*Required action*
Below is a block of entries, which should be copied verbatim apart from the pictures.
***** Dataset records
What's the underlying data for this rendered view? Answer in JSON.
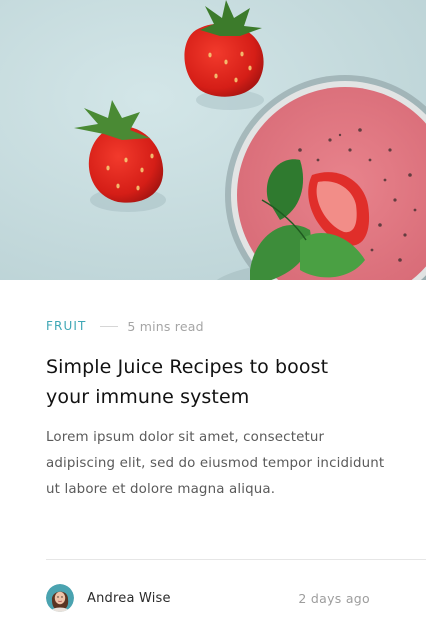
{
  "card": {
    "category": "FRUIT",
    "read_time": "5 mins read",
    "title": "Simple Juice Recipes to boost your immune system",
    "excerpt": "Lorem ipsum dolor sit amet, consectetur adipiscing elit, sed do eiusmod tempor incididunt ut labore et dolore magna aliqua.",
    "author": {
      "name": "Andrea Wise",
      "avatar_icon": "avatar-photo"
    },
    "posted": "2 days ago",
    "hero_image": "strawberry-smoothie-photo"
  },
  "colors": {
    "accent": "#3fa7b5",
    "hero_background": "#c8dde0",
    "title": "#121212",
    "body_text": "#5a5a5a",
    "muted": "#a5a5a5"
  }
}
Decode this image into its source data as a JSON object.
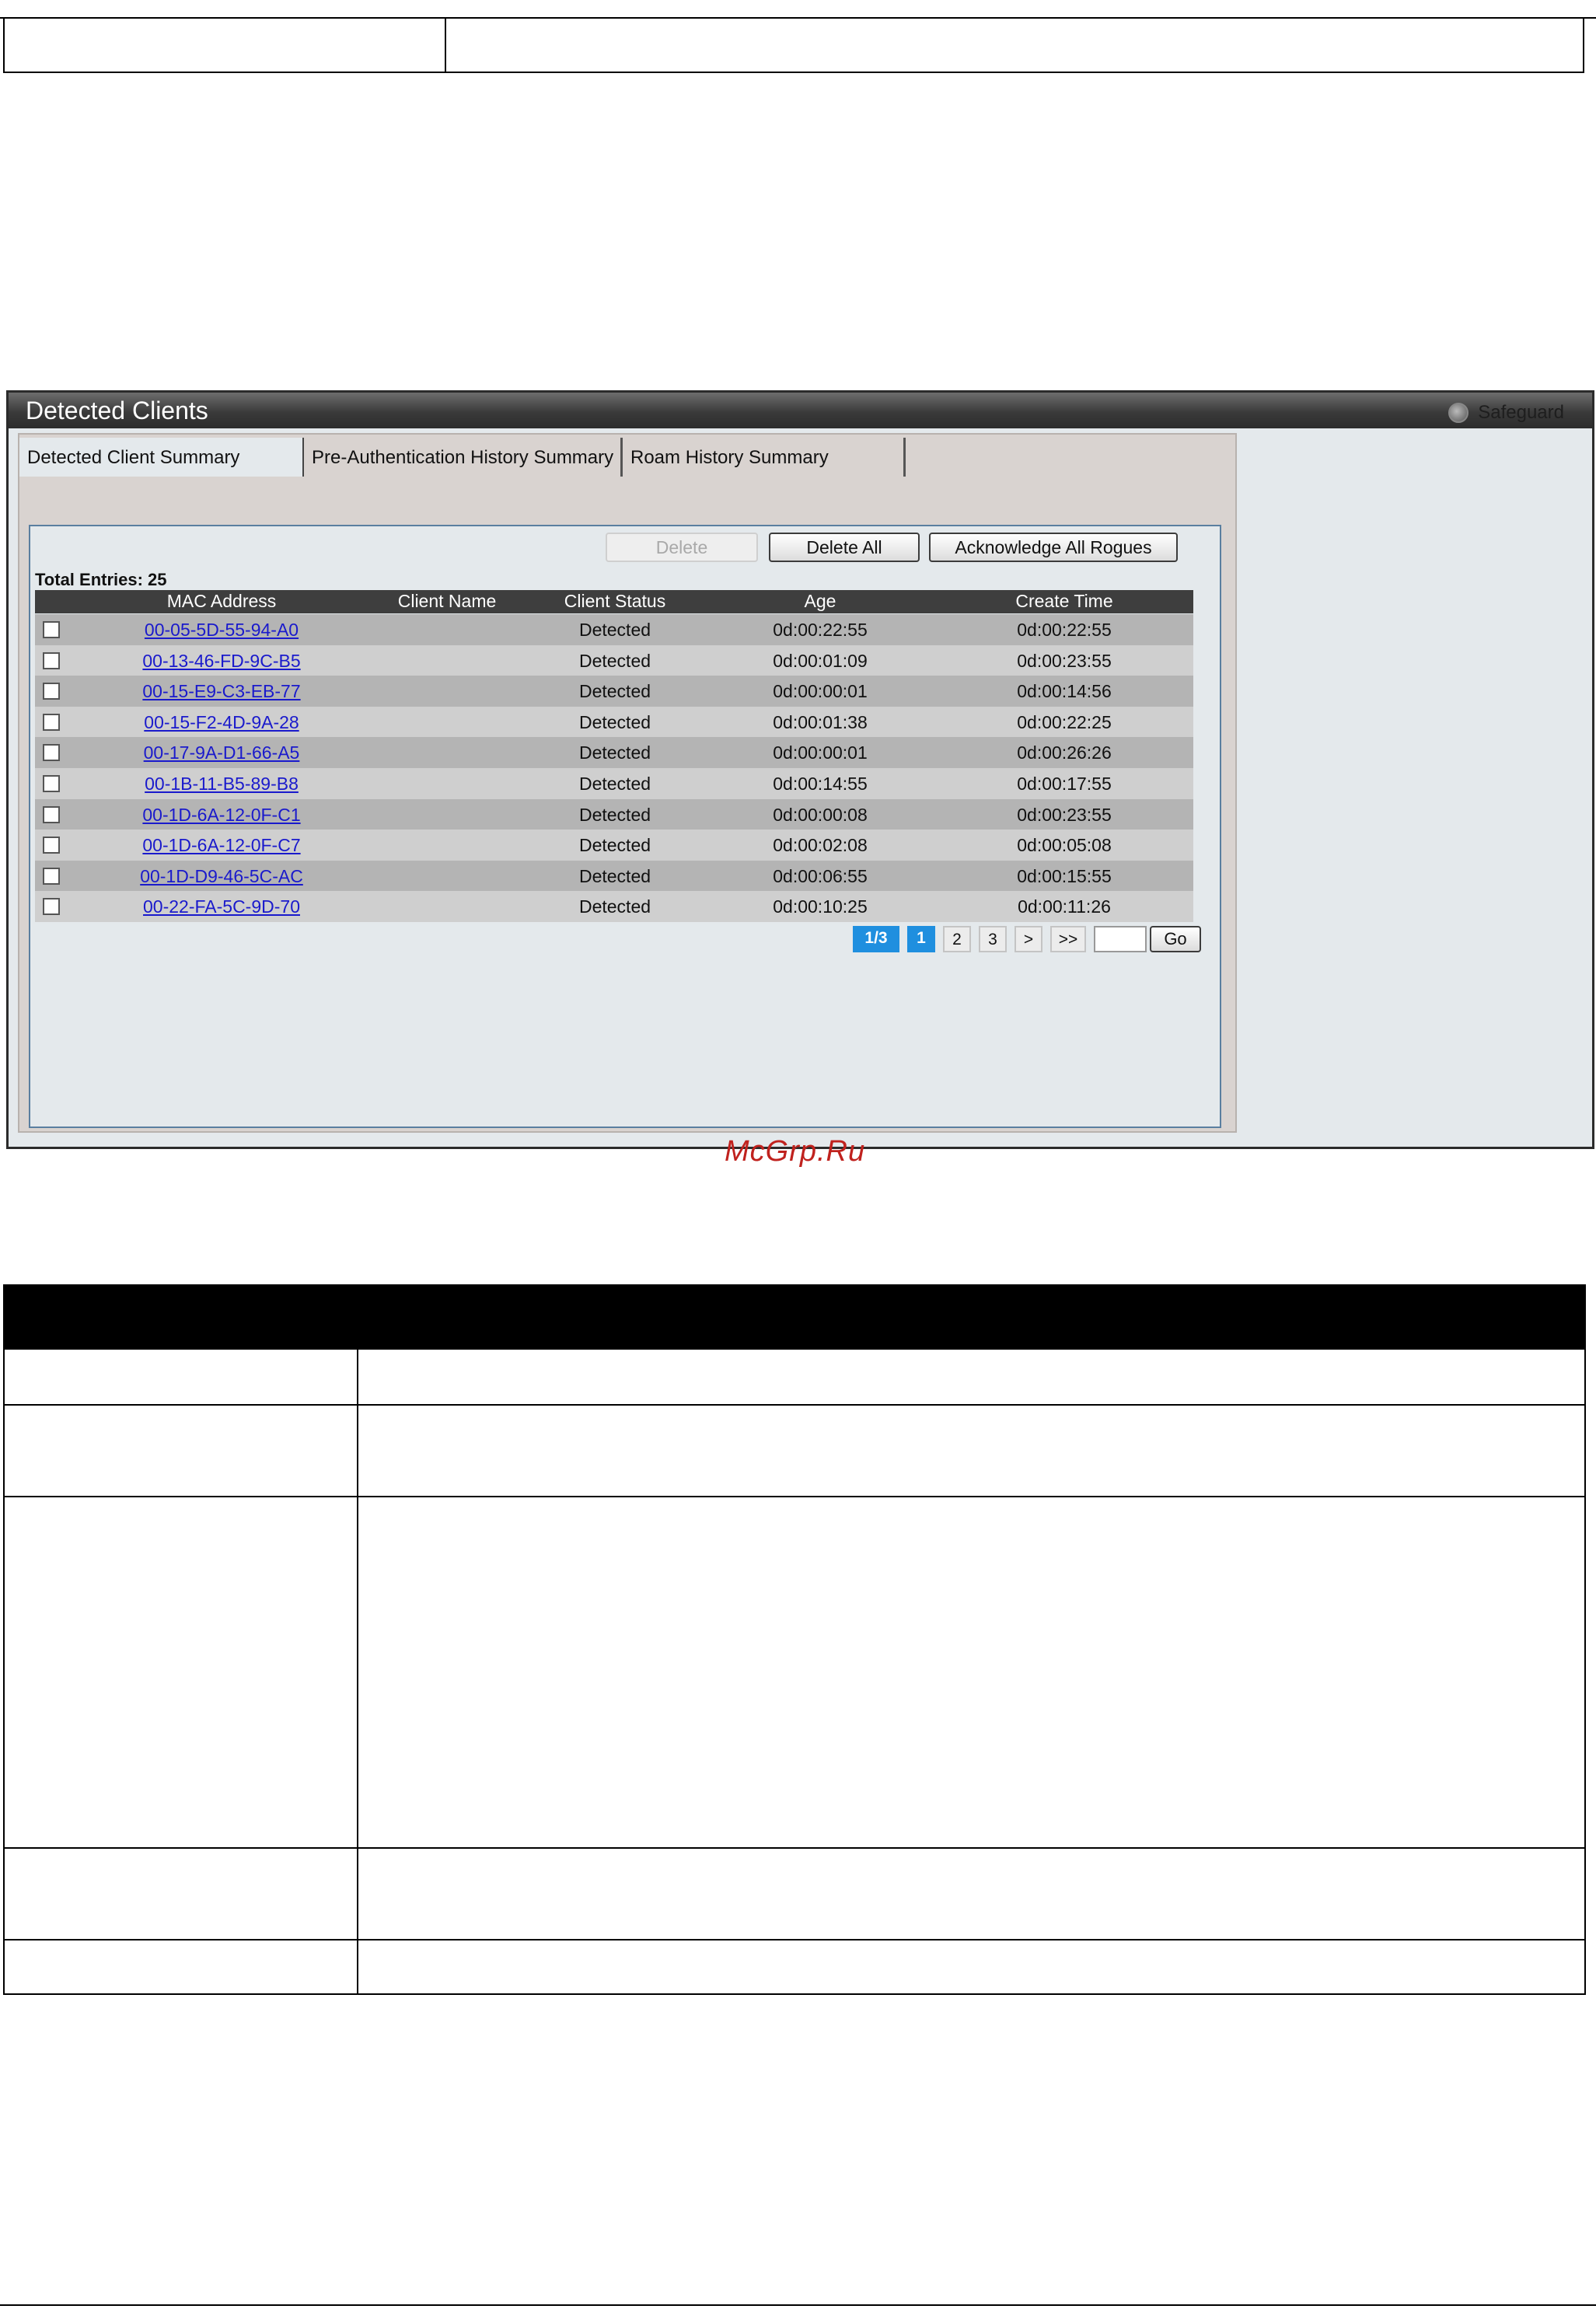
{
  "window": {
    "title": "Detected Clients",
    "brand": "Safeguard"
  },
  "tabs": [
    {
      "label": "Detected Client Summary",
      "active": true
    },
    {
      "label": "Pre-Authentication History Summary",
      "active": false
    },
    {
      "label": "Roam History Summary",
      "active": false
    }
  ],
  "toolbar": {
    "delete_label": "Delete",
    "delete_all_label": "Delete All",
    "acknowledge_label": "Acknowledge All Rogues"
  },
  "summary": {
    "total_entries": "Total Entries: 25"
  },
  "table": {
    "columns": [
      "MAC Address",
      "Client Name",
      "Client Status",
      "Age",
      "Create Time"
    ],
    "rows": [
      {
        "mac": "00-05-5D-55-94-A0",
        "client_name": "",
        "status": "Detected",
        "age": "0d:00:22:55",
        "create_time": "0d:00:22:55"
      },
      {
        "mac": "00-13-46-FD-9C-B5",
        "client_name": "",
        "status": "Detected",
        "age": "0d:00:01:09",
        "create_time": "0d:00:23:55"
      },
      {
        "mac": "00-15-E9-C3-EB-77",
        "client_name": "",
        "status": "Detected",
        "age": "0d:00:00:01",
        "create_time": "0d:00:14:56"
      },
      {
        "mac": "00-15-F2-4D-9A-28",
        "client_name": "",
        "status": "Detected",
        "age": "0d:00:01:38",
        "create_time": "0d:00:22:25"
      },
      {
        "mac": "00-17-9A-D1-66-A5",
        "client_name": "",
        "status": "Detected",
        "age": "0d:00:00:01",
        "create_time": "0d:00:26:26"
      },
      {
        "mac": "00-1B-11-B5-89-B8",
        "client_name": "",
        "status": "Detected",
        "age": "0d:00:14:55",
        "create_time": "0d:00:17:55"
      },
      {
        "mac": "00-1D-6A-12-0F-C1",
        "client_name": "",
        "status": "Detected",
        "age": "0d:00:00:08",
        "create_time": "0d:00:23:55"
      },
      {
        "mac": "00-1D-6A-12-0F-C7",
        "client_name": "",
        "status": "Detected",
        "age": "0d:00:02:08",
        "create_time": "0d:00:05:08"
      },
      {
        "mac": "00-1D-D9-46-5C-AC",
        "client_name": "",
        "status": "Detected",
        "age": "0d:00:06:55",
        "create_time": "0d:00:15:55"
      },
      {
        "mac": "00-22-FA-5C-9D-70",
        "client_name": "",
        "status": "Detected",
        "age": "0d:00:10:25",
        "create_time": "0d:00:11:26"
      }
    ]
  },
  "pagination": {
    "current": "1/3",
    "pages": [
      "1",
      "2",
      "3"
    ],
    "next": ">",
    "last": ">>",
    "go_label": "Go",
    "input_value": ""
  },
  "watermark": "McGrp.Ru",
  "colors": {
    "title_bar": "#3a3a3a",
    "link": "#1a1acc",
    "pager_active": "#1f8fdf",
    "watermark": "#c0221e"
  }
}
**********
*Response to this exercise*
What's the underlying data for this rendered view? Answer in JSON.
{
  "card": {
    "category": "FRUIT",
    "read_time": "5 mins read",
    "title": "Simple Juice Recipes to boost your immune system",
    "excerpt": "Lorem ipsum dolor sit amet, consectetur adipiscing elit, sed do eiusmod tempor incididunt ut labore et dolore magna aliqua.",
    "author": {
      "name": "Andrea Wise",
      "avatar_icon": "avatar-photo"
    },
    "posted": "2 days ago",
    "hero_image": "strawberry-smoothie-photo"
  },
  "colors": {
    "accent": "#3fa7b5",
    "hero_background": "#c8dde0",
    "title": "#121212",
    "body_text": "#5a5a5a",
    "muted": "#a5a5a5"
  }
}
Decode this image into its source data as a JSON object.
{
  "window": {
    "title": "Detected Clients",
    "brand": "Safeguard"
  },
  "tabs": [
    {
      "label": "Detected Client Summary",
      "active": true
    },
    {
      "label": "Pre-Authentication History Summary",
      "active": false
    },
    {
      "label": "Roam History Summary",
      "active": false
    }
  ],
  "toolbar": {
    "delete_label": "Delete",
    "delete_all_label": "Delete All",
    "acknowledge_label": "Acknowledge All Rogues"
  },
  "summary": {
    "total_entries": "Total Entries: 25"
  },
  "table": {
    "columns": [
      "MAC Address",
      "Client Name",
      "Client Status",
      "Age",
      "Create Time"
    ],
    "rows": [
      {
        "mac": "00-05-5D-55-94-A0",
        "client_name": "",
        "status": "Detected",
        "age": "0d:00:22:55",
        "create_time": "0d:00:22:55"
      },
      {
        "mac": "00-13-46-FD-9C-B5",
        "client_name": "",
        "status": "Detected",
        "age": "0d:00:01:09",
        "create_time": "0d:00:23:55"
      },
      {
        "mac": "00-15-E9-C3-EB-77",
        "client_name": "",
        "status": "Detected",
        "age": "0d:00:00:01",
        "create_time": "0d:00:14:56"
      },
      {
        "mac": "00-15-F2-4D-9A-28",
        "client_name": "",
        "status": "Detected",
        "age": "0d:00:01:38",
        "create_time": "0d:00:22:25"
      },
      {
        "mac": "00-17-9A-D1-66-A5",
        "client_name": "",
        "status": "Detected",
        "age": "0d:00:00:01",
        "create_time": "0d:00:26:26"
      },
      {
        "mac": "00-1B-11-B5-89-B8",
        "client_name": "",
        "status": "Detected",
        "age": "0d:00:14:55",
        "create_time": "0d:00:17:55"
      },
      {
        "mac": "00-1D-6A-12-0F-C1",
        "client_name": "",
        "status": "Detected",
        "age": "0d:00:00:08",
        "create_time": "0d:00:23:55"
      },
      {
        "mac": "00-1D-6A-12-0F-C7",
        "client_name": "",
        "status": "Detected",
        "age": "0d:00:02:08",
        "create_time": "0d:00:05:08"
      },
      {
        "mac": "00-1D-D9-46-5C-AC",
        "client_name": "",
        "status": "Detected",
        "age": "0d:00:06:55",
        "create_time": "0d:00:15:55"
      },
      {
        "mac": "00-22-FA-5C-9D-70",
        "client_name": "",
        "status": "Detected",
        "age": "0d:00:10:25",
        "create_time": "0d:00:11:26"
      }
    ]
  },
  "pagination": {
    "current": "1/3",
    "pages": [
      "1",
      "2",
      "3"
    ],
    "next": ">",
    "last": ">>",
    "go_label": "Go",
    "input_value": ""
  },
  "watermark": "McGrp.Ru",
  "colors": {
    "title_bar": "#3a3a3a",
    "link": "#1a1acc",
    "pager_active": "#1f8fdf",
    "watermark": "#c0221e"
  }
}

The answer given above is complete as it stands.